As Japan and ASEAN celebrate a bond that is now in its 45th year, the historical foundations and possible benefits of such a partnership ought to be grasped and valued. Japan has always been an important external partner for ASEAN, especially after the establishment of informal dialogue relations in 1973, which was then formalised in 1977. In fact, Japan has been one country that has expressed prolonged support for ASEAN as an institution. It has worked closely with all ASEAN member states, at bilateral and multilateral levels. Since the late 1970s, Japan has been an ardent advocate of ASEAN’s centrality. From then on, substantial progress has been made in various areas of political security, economic-finance, and socio-cultural cooperation.
Source: Kazuo Sunaga, Ambassador of Japan to ASEAN
Matters of security
In a research essay by Dr Bhubhindar Singh of the S. Rajaratnam School of International Studies, the bilateral relationship between Japan and ASEAN has seen growth with its security dimensions expanding since the 2000s, specifically under Shinzō Abe. During his tenure, Southeast Asia has transformed into a special sub-region with critical strategic importance for Japan’s foreign policy strategy.
In the current political climate, Japan’s links with ASEAN is pivotal. The Land of the Rising Sun is facing constant pressure from the Asian colossus that is China, leaving Tokyo feeling rather uneasy. This is no exaggeration as China’s assertive policies over both, the East and South China Sea have left a sour taste in the mouths of those who are affected, including ASEAN claimants to parts of the latter. Japan and ASEAN will have to work together to minimise this apparent stranglehold.
Japan’s irritation with China can also be linked to an announcement of an air defence identification zone in November 2013 which is deemed to be an infringement upon the freedom of flight in international airspace near the Senkaku Islands. Not only that, repeated intrusions into Japanese controlled waters and airspace is a cause for concern.
For Japan, the impact of structural forces has resulted in a greater clarification of its national security strategy. It has become an engaged security actor – a critical player in contesting China’s unwarranted disruption of Southeast Asia and its peripheries.
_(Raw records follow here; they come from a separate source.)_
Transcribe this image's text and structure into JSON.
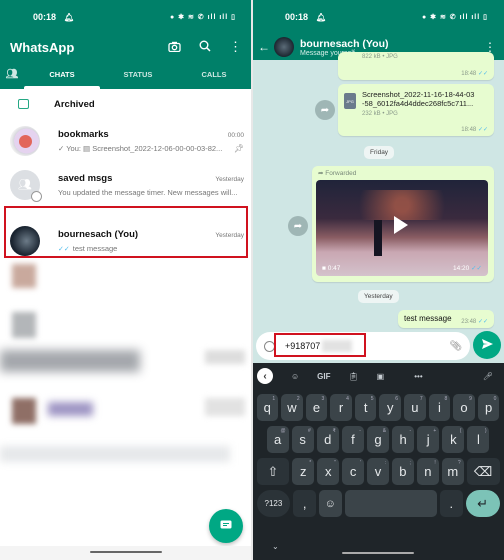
{
  "status_bar": {
    "time": "00:18",
    "right_icons": "● ✱ ≋ ✆ ıll ıll ▯"
  },
  "left": {
    "app_title": "WhatsApp",
    "header_icons": [
      "camera-icon",
      "search-icon",
      "more-icon"
    ],
    "tabs": [
      {
        "label": "CHATS",
        "active": true
      },
      {
        "label": "STATUS",
        "active": false
      },
      {
        "label": "CALLS",
        "active": false
      }
    ],
    "archived_label": "Archived",
    "chats": [
      {
        "name": "bookmarks",
        "time": "00:00",
        "preview": "✓ You: ▤ Screenshot_2022-12-06-00-00-03-82...",
        "pinned": true
      },
      {
        "name": "saved msgs",
        "time": "Yesterday",
        "preview": "You updated the message timer. New messages will..."
      },
      {
        "name": "bournesach (You)",
        "time": "Yesterday",
        "preview_tick": "✓✓",
        "preview": "test message",
        "highlighted": true
      }
    ],
    "fab_icon": "new-chat-icon"
  },
  "right": {
    "contact_name": "bournesach (You)",
    "contact_subtitle": "Message yourself",
    "messages": {
      "top_partial": {
        "size": "822 kB • JPG",
        "time": "18:48",
        "ticks": "✓✓"
      },
      "doc": {
        "icon_label": "JPG",
        "name_line1": "Screenshot_2022-11-16-18-44-03",
        "name_line2": "-58_6012fa4d4ddec268fc5c711...",
        "size": "232 kB • JPG",
        "time": "18:48",
        "ticks": "✓✓"
      },
      "date_friday": "Friday",
      "video": {
        "forwarded_label": "Forwarded",
        "duration": "0:47",
        "time": "14:20",
        "ticks": "✓✓"
      },
      "date_yesterday": "Yesterday",
      "text": {
        "body": "test message",
        "time": "23:48",
        "ticks": "✓✓"
      }
    },
    "input_value": "+918707",
    "keyboard": {
      "toolbar": {
        "gif": "GIF"
      },
      "row1": [
        [
          "q",
          "1"
        ],
        [
          "w",
          "2"
        ],
        [
          "e",
          "3"
        ],
        [
          "r",
          "4"
        ],
        [
          "t",
          "5"
        ],
        [
          "y",
          "6"
        ],
        [
          "u",
          "7"
        ],
        [
          "i",
          "8"
        ],
        [
          "o",
          "9"
        ],
        [
          "p",
          "0"
        ]
      ],
      "row2": [
        [
          "a",
          "@"
        ],
        [
          "s",
          "#"
        ],
        [
          "d",
          "₹"
        ],
        [
          "f",
          "-"
        ],
        [
          "g",
          "&"
        ],
        [
          "h",
          "-"
        ],
        [
          "j",
          "+"
        ],
        [
          "k",
          "("
        ],
        [
          "l",
          ")"
        ]
      ],
      "row3": [
        [
          "z",
          "*"
        ],
        [
          "x",
          "\""
        ],
        [
          "c",
          "'"
        ],
        [
          "v",
          ":"
        ],
        [
          "b",
          ";"
        ],
        [
          "n",
          "!"
        ],
        [
          "m",
          "?"
        ]
      ],
      "symbols_label": "?123",
      "comma": ",",
      "period": "."
    }
  }
}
Tokyo has made the decision to solidify security partnerships with the Philippines and Vietnam, both claimant countries in the South China Sea imbroglio.
From a financial standpoint, Japan is attracted by ASEAN’s market openness, with trade and investment liberalisation in the region an undeniable pull factor. Japanese investors are allocating more capital for Southeast Asia, even as foreign direct investment (FDI) flows to the ASEAN-6 countries have seen a huge leap; averaging US$20 billion per year for the past five years. Moreover, according to the Japan Bank for International Cooperation, approximately 56% of Japanese firms look to expand their business to ASEAN in the coming years, especially in the markets of Vietnam, Indonesia, and Thailand. Although the costs of carrying out business remain high in the region, it is not a crippling constraint for Japanese investors.
The ASEAN-Japan 10-year Strategic Economic Cooperation Roadmap is a framework that has led to the lucrative economic reality that both partners appreciate to this day. The blueprint was endorsed at the 18th AEM-METI (Ministry of Economy, Trade and Industry) Consultations on 30 August, 2012. It is aimed at doubling the trade and investment flows of ASEAN and Japan by 2020. The advancement of small-and-medium enterprises (SMEs) and cooperatives, the upholding of economic legal outlines, the improvement of healthcare and education, as well as progress in information and communication technologies are among the noticeable benefits of the partnership.
As a whole, the partnership between Japan and ASEAN has seen tremendous positives over the years. Through mutual respect and a desire to propel forward in numerous areas, it is not far-fetched to say that this bond will stand the test of time.